Neurology

Neurology is a branch of medicine dealing with disorders of the nervous system. Neurology deals with the diagnosis and treatment of all categories of conditions and disease involving the central and peripheral nervous system (and its subdivisions, the autonomic nervous system, and the somatic nervous system); including their coverings, blood vessels, and all effector tissue, such as muscle. Neurological practice relies heavily on the field of neuroscience, which is the scientific study of the nervous system.

A neurologist is a physician specializing in neurology and trained to investigate or diagnose and treat neurological disorders. Neurologists may also be involved in clinical research, clinical trials, and basic or translational research. While neurology is a non-surgical specialty, its corresponding surgical specialty is neurosurgery.


Neurological enhancement

The emerging field of neurological enhancement highlights the potential of therapies to improve such things as workplace efficacy, attention in school, and overall happiness in personal lives. This field has also given rise to questions about neuroethics and the psychopharmacology of lifestyle drugs.


Pharmacological enhancement

Cosmetic neuro-pharmacology, the use of drugs to improve cognition in normal healthy individuals, is highly controversial. Some case reports with the antidepressant Prozac indicated that patients seemed “better than well,” and authors hypothesized that this effect might be observed in individuals not afflicted with psychiatric disorders. Following these case reports much controversy arose over the veracity and ethics of the cosmetic use of these antidepressants.

Opponents of cosmetic pharmacology believe that such drug usage is unethical and that the concept of cosmetic pharmacology is a manifestation of naive consumerism.

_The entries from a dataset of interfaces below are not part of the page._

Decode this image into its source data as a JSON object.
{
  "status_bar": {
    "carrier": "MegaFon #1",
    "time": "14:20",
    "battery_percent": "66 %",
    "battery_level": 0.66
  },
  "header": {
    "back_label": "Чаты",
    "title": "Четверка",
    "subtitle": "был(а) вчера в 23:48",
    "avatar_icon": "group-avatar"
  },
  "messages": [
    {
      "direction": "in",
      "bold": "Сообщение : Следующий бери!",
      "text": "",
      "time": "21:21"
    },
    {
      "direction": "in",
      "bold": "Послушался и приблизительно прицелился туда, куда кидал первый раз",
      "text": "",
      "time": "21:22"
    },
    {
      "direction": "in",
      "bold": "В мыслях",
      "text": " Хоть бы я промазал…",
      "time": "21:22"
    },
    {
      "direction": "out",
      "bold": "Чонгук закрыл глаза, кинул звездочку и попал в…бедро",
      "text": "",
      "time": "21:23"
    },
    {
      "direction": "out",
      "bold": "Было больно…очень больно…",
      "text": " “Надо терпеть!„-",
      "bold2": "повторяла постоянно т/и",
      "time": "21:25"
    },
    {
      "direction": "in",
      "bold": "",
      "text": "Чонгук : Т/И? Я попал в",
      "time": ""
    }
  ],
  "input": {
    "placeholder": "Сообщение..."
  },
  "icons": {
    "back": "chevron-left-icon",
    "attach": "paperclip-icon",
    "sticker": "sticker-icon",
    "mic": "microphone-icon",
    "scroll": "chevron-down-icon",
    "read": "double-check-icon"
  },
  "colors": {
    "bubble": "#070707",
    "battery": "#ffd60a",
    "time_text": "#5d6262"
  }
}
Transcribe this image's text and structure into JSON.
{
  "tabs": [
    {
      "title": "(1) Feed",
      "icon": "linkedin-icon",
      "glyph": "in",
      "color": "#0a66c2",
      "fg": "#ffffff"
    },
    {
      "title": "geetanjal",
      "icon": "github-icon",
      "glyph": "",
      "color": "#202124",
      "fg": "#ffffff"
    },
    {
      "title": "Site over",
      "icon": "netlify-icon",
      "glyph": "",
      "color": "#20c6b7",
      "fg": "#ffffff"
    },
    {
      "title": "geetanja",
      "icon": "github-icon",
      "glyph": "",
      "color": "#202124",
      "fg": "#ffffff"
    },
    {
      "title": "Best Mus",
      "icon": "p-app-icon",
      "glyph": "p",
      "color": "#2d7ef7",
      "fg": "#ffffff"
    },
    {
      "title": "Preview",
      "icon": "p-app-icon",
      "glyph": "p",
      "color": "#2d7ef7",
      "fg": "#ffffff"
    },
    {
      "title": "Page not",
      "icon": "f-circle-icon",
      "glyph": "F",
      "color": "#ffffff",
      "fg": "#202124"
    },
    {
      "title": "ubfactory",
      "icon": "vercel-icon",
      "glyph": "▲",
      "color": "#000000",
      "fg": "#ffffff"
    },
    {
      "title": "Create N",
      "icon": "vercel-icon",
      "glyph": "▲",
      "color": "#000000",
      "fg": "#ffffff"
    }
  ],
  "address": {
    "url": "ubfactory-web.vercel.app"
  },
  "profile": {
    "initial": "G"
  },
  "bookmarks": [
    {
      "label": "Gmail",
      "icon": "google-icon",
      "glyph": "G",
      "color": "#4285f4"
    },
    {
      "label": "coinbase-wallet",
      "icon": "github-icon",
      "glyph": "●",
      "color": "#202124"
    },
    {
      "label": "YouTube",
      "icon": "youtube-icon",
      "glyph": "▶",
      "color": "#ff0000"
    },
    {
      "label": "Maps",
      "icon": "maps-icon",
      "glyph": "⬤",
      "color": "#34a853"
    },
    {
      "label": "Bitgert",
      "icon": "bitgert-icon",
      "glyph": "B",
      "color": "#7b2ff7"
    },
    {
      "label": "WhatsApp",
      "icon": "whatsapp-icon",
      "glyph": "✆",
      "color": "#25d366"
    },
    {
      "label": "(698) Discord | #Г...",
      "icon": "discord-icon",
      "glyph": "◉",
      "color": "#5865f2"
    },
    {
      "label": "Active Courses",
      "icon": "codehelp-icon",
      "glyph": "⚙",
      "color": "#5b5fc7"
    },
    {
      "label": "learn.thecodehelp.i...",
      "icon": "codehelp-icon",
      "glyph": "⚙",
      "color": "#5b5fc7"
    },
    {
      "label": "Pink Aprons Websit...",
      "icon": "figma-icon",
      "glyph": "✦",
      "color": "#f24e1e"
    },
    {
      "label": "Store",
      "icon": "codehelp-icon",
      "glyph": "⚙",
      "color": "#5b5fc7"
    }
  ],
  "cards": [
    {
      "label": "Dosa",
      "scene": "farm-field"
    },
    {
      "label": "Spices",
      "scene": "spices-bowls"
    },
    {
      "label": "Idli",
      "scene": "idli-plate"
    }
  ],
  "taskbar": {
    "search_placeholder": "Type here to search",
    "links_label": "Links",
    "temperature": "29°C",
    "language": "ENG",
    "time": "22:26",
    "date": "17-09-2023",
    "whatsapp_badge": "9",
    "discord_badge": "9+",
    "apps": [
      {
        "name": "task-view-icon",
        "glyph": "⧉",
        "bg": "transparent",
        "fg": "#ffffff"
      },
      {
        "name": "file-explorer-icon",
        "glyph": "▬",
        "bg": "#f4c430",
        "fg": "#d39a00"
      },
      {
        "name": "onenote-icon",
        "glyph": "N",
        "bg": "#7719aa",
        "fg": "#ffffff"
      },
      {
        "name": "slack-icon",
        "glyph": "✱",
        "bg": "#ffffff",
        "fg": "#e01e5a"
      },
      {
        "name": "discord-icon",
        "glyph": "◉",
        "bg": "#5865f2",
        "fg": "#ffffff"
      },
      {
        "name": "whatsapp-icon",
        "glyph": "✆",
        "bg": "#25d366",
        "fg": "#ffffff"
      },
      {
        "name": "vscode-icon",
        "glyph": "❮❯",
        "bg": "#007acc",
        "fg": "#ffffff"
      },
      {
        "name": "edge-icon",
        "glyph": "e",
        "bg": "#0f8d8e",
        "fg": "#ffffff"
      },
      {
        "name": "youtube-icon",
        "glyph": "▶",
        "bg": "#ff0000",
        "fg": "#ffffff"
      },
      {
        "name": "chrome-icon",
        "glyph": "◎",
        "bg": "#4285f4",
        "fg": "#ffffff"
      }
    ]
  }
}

Proponents, such as philosopher Arthur Caplan, state that it is an individual’s (rather than government’s, or physician’s) right to determine whether to use a drug for cosmetic purposes. Anjan Chatterjee, a neurologist at the University of Pennsylvania, has argued that western medicine stands on the brink of a neuro-enhancement revolution in which people will be able to improve their memory and attention through pharmacological means. Jacob Appel, a Brown University bioethicist, has raised concerns about the possibility of employers mandating such enhancement for their workers.